By Lara Trace Hentz
(Part 2) My extended interview with Carol Hand (Anishinabe Elder Scholar)
One book you mentioned in the article “Living in the Space Between Cultures” was The Prophet. How did that one book affect you and change your life view? I know it changed me when I read it.
CAROL HAND: Trace, let me begin answering your question by citing a brief passage from the essay I wrote for Jeff Nguyen’s blog, Deconstructing Myths (http://deconstructingmyths.com/2014/01/11/mic-check-carol-a-hand/). (NOTE: PLEASE READ THIS)
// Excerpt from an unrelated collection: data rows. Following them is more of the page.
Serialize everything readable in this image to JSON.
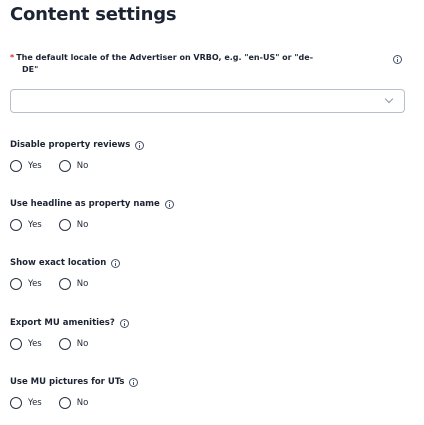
{
  "title": "Content settings",
  "locale": {
    "required_mark": "*",
    "label_line1": "The default locale of the Advertiser on VRBO, e.g. \"en-US\" or \"de-",
    "label_line2": "DE\"",
    "value": "",
    "info_icon": "info-icon",
    "dropdown_icon": "chevron-down-icon"
  },
  "questions": [
    {
      "label": "Disable property reviews",
      "options": [
        "Yes",
        "No"
      ],
      "selected": null
    },
    {
      "label": "Use headline as property name",
      "options": [
        "Yes",
        "No"
      ],
      "selected": null
    },
    {
      "label": "Show exact location",
      "options": [
        "Yes",
        "No"
      ],
      "selected": null
    },
    {
      "label": "Export MU amenities?",
      "options": [
        "Yes",
        "No"
      ],
      "selected": null
    },
    {
      "label": "Use MU pictures for UTs",
      "options": [
        "Yes",
        "No"
      ],
      "selected": null
    }
  ]
}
“Because I grew up between two cultures, I never felt that I really belonged to either. There were no family members or classmates or teachers to serve as guides to teach me how to walk in two worlds. But I quickly learned that the liminal space between cultures is often a lonely place to live.”
How does a child, teenager, or young adult come to terms with the feeling that one never quite belongs anywhere? I suspect from reading your memoire, One Small Sacrifice, that you understand this feeling all too well.
Gibran’s eloquence and depth helped me realize that others shared this experience. While other authors spoke of this existential sense of aloneness (e.g., Camus http://en.wikipedia.org/wiki/Albert_Camus , Sartre http://en.wikipedia.org/wiki/Albert_Camus , Dostoyevsky http://en.wikipedia.org/wiki/Fyodor_Dostoyevsky , and Flaubert http://en.wikipedia.org/wiki/Gustave_Flaubert ), The Prophet touched my heart and helped me realize that this sense of aloneness was shared by many others in different times and different cultures.
Now as I look back on some of the “river teeth” experiences that made me feel different I am amused (http://carolahand.wordpress.com/2014/01/03/the-fools-prayer/ ), although other experiences were excruciatingly painful at the time (https://carolahand.wordpress.com/2013/10/26/reflections-on-river-teeth/ ). In retrospect I am grateful for the lessons I learned and grateful that I found Gibran’s work. His writing offers wisdom and hope.
“Out of suffering have emerged the strongest souls; the most massive characters are seared with scars.” (http://www.brainyquote.com/quotes/quotes/k/khalilgibr386848.html)
Overall, I have learned to accept this existential sense of difference with humor and humility, knowing that much of the pain and suffering in the world comes from trying to escape the reality that we are all ultimately alone. We are all unique. Each one of us has unique gifts to offer if we are willing to take the risk to express who we really are and care enough to face the possibility of rejection and ridicule.
Gibran’s work continues to be an important source of guidance in my life.
“We wanderers, ever seeking the lonelier way, begin no day where we have ended another day; and no sunrise finds us where the sunset left us.
Even while the earth sleeps we travel.
We are the seeds of the tenacious plant, and it is in our ripeness and our fullness of heart that we are given to the wind and scattered.” (Kahlil Gibran, pp. 82-83).
Chi Miigwetch for asking this important question, Trace. I hope my answer does it justice and conveys my gratitude that as wonderers, our paths have brought us together.
Note: River teeth are the hard resinous knots that are all that remain after the softer wooden fibers of pine trees have been dissolved by the river waters into which they have fallen. (David James Duncan, 2006). Applied to life, they are the memories that remain decades later as transformative experiences and epiphanies.
Duncan, J. D. (2006). River Teeth: Stories and writings. New York, NY: Dial Press Trade Paperbacks.
Kahlil Gibran (2002). The Prophet. New York, NY: Alfred A. Knopf, Inc.
(to be continued) NEXT POST will be Dec. 20 (4 parts)